Task: Output all of the records again, exactly as written.

:::

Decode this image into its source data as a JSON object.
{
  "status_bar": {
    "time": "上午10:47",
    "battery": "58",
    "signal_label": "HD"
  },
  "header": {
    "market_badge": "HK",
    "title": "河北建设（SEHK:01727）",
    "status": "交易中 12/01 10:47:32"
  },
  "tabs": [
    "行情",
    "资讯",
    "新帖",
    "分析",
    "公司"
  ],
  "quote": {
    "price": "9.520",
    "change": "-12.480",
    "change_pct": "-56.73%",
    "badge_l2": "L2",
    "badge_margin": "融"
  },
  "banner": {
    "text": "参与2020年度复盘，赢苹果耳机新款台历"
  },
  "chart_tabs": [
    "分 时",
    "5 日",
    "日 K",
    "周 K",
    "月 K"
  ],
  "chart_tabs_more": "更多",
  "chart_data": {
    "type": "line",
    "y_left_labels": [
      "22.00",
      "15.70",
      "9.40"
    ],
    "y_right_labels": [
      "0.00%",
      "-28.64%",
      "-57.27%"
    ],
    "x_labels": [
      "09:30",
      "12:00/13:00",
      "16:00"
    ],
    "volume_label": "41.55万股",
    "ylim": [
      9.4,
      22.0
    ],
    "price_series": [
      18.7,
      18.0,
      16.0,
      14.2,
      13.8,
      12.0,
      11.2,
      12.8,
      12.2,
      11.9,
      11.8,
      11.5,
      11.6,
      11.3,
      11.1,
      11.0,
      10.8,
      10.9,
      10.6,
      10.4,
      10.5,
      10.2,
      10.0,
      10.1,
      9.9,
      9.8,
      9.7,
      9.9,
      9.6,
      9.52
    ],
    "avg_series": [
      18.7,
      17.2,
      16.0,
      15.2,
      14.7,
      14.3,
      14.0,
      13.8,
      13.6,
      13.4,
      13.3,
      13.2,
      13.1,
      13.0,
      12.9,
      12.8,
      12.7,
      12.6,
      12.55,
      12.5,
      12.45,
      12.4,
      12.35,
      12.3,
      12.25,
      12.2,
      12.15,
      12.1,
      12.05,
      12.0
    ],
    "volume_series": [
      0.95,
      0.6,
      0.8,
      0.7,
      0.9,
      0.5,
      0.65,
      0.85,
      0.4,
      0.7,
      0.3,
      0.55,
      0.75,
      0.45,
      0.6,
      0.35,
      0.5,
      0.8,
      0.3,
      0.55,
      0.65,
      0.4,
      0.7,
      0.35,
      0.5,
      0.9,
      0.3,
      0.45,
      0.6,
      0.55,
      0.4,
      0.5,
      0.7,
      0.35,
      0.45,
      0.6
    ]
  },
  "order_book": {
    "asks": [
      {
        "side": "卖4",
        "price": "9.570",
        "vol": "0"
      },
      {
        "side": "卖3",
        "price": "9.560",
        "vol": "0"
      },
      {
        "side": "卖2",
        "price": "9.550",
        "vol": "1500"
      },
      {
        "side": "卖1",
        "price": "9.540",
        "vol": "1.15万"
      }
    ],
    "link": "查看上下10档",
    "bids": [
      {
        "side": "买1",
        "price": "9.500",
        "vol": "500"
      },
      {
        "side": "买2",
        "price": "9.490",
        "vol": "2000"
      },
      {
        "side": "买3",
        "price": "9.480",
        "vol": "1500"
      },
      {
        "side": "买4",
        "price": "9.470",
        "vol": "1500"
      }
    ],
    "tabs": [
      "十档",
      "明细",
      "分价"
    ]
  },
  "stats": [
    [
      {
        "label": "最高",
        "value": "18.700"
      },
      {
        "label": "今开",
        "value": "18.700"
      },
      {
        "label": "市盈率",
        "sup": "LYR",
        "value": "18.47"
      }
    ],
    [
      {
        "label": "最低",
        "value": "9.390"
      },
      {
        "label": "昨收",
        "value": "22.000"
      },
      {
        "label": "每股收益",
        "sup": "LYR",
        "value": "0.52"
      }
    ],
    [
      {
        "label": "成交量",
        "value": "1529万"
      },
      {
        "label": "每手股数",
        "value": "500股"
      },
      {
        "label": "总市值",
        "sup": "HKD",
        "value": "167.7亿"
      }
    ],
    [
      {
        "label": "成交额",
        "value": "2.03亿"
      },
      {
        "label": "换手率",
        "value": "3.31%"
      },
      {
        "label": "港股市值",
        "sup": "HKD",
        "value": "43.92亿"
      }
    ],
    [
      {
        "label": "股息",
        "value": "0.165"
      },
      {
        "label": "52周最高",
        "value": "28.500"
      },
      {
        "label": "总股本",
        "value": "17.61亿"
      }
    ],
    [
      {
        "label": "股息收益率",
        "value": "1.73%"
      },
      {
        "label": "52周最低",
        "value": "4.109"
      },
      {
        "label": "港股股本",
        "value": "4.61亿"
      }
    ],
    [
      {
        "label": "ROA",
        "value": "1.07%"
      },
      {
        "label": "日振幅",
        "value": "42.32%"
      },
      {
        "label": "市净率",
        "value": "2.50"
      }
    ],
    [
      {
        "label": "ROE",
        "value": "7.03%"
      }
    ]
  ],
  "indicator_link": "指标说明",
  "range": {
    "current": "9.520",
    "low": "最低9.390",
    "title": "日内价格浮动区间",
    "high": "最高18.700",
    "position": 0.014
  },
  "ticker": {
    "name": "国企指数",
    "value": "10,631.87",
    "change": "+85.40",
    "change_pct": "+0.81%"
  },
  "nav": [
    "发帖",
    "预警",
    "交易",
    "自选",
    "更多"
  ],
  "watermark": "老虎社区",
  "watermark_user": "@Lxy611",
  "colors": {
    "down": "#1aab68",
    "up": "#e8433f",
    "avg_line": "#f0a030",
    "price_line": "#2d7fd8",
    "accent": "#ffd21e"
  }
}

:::

Output for this exercise:
Decode this image into its source data as a JSON object.
{
  "status_bar": {
    "time": "上午10:47",
    "battery": "58",
    "signal_label": "HD"
  },
  "header": {
    "market_badge": "HK",
    "title": "河北建设（SEHK:01727）",
    "status": "交易中 12/01 10:47:32"
  },
  "tabs": [
    "行情",
    "资讯",
    "新帖",
    "分析",
    "公司"
  ],
  "quote": {
    "price": "9.520",
    "change": "-12.480",
    "change_pct": "-56.73%",
    "badge_l2": "L2",
    "badge_margin": "融"
  },
  "banner": {
    "text": "参与2020年度复盘，赢苹果耳机新款台历"
  },
  "chart_tabs": [
    "分 时",
    "5 日",
    "日 K",
    "周 K",
    "月 K"
  ],
  "chart_tabs_more": "更多",
  "chart_data": {
    "type": "line",
    "y_left_labels": [
      "22.00",
      "15.70",
      "9.40"
    ],
    "y_right_labels": [
      "0.00%",
      "-28.64%",
      "-57.27%"
    ],
    "x_labels": [
      "09:30",
      "12:00/13:00",
      "16:00"
    ],
    "volume_label": "41.55万股",
    "ylim": [
      9.4,
      22.0
    ],
    "price_series": [
      18.7,
      18.0,
      16.0,
      14.2,
      13.8,
      12.0,
      11.2,
      12.8,
      12.2,
      11.9,
      11.8,
      11.5,
      11.6,
      11.3,
      11.1,
      11.0,
      10.8,
      10.9,
      10.6,
      10.4,
      10.5,
      10.2,
      10.0,
      10.1,
      9.9,
      9.8,
      9.7,
      9.9,
      9.6,
      9.52
    ],
    "avg_series": [
      18.7,
      17.2,
      16.0,
      15.2,
      14.7,
      14.3,
      14.0,
      13.8,
      13.6,
      13.4,
      13.3,
      13.2,
      13.1,
      13.0,
      12.9,
      12.8,
      12.7,
      12.6,
      12.55,
      12.5,
      12.45,
      12.4,
      12.35,
      12.3,
      12.25,
      12.2,
      12.15,
      12.1,
      12.05,
      12.0
    ],
    "volume_series": [
      0.95,
      0.6,
      0.8,
      0.7,
      0.9,
      0.5,
      0.65,
      0.85,
      0.4,
      0.7,
      0.3,
      0.55,
      0.75,
      0.45,
      0.6,
      0.35,
      0.5,
      0.8,
      0.3,
      0.55,
      0.65,
      0.4,
      0.7,
      0.35,
      0.5,
      0.9,
      0.3,
      0.45,
      0.6,
      0.55,
      0.4,
      0.5,
      0.7,
      0.35,
      0.45,
      0.6
    ]
  },
  "order_book": {
    "asks": [
      {
        "side": "卖4",
        "price": "9.570",
        "vol": "0"
      },
      {
        "side": "卖3",
        "price": "9.560",
        "vol": "0"
      },
      {
        "side": "卖2",
        "price": "9.550",
        "vol": "1500"
      },
      {
        "side": "卖1",
        "price": "9.540",
        "vol": "1.15万"
      }
    ],
    "link": "查看上下10档",
    "bids": [
      {
        "side": "买1",
        "price": "9.500",
        "vol": "500"
      },
      {
        "side": "买2",
        "price": "9.490",
        "vol": "2000"
      },
      {
        "side": "买3",
        "price": "9.480",
        "vol": "1500"
      },
      {
        "side": "买4",
        "price": "9.470",
        "vol": "1500"
      }
    ],
    "tabs": [
      "十档",
      "明细",
      "分价"
    ]
  },
  "stats": [
    [
      {
        "label": "最高",
        "value": "18.700"
      },
      {
        "label": "今开",
        "value": "18.700"
      },
      {
        "label": "市盈率",
        "sup": "LYR",
        "value": "18.47"
      }
    ],
    [
      {
        "label": "最低",
        "value": "9.390"
      },
      {
        "label": "昨收",
        "value": "22.000"
      },
      {
        "label": "每股收益",
        "sup": "LYR",
        "value": "0.52"
      }
    ],
    [
      {
        "label": "成交量",
        "value": "1529万"
      },
      {
        "label": "每手股数",
        "value": "500股"
      },
      {
        "label": "总市值",
        "sup": "HKD",
        "value": "167.7亿"
      }
    ],
    [
      {
        "label": "成交额",
        "value": "2.03亿"
      },
      {
        "label": "换手率",
        "value": "3.31%"
      },
      {
        "label": "港股市值",
        "sup": "HKD",
        "value": "43.92亿"
      }
    ],
    [
      {
        "label": "股息",
        "value": "0.165"
      },
      {
        "label": "52周最高",
        "value": "28.500"
      },
      {
        "label": "总股本",
        "value": "17.61亿"
      }
    ],
    [
      {
        "label": "股息收益率",
        "value": "1.73%"
      },
      {
        "label": "52周最低",
        "value": "4.109"
      },
      {
        "label": "港股股本",
        "value": "4.61亿"
      }
    ],
    [
      {
        "label": "ROA",
        "value": "1.07%"
      },
      {
        "label": "日振幅",
        "value": "42.32%"
      },
      {
        "label": "市净率",
        "value": "2.50"
      }
    ],
    [
      {
        "label": "ROE",
        "value": "7.03%"
      }
    ]
  ],
  "indicator_link": "指标说明",
  "range": {
    "current": "9.520",
    "low": "最低9.390",
    "title": "日内价格浮动区间",
    "high": "最高18.700",
    "position": 0.014
  },
  "ticker": {
    "name": "国企指数",
    "value": "10,631.87",
    "change": "+85.40",
    "change_pct": "+0.81%"
  },
  "nav": [
    "发帖",
    "预警",
    "交易",
    "自选",
    "更多"
  ],
  "watermark": "老虎社区",
  "watermark_user": "@Lxy611",
  "colors": {
    "down": "#1aab68",
    "up": "#e8433f",
    "avg_line": "#f0a030",
    "price_line": "#2d7fd8",
    "accent": "#ffd21e"
  }
}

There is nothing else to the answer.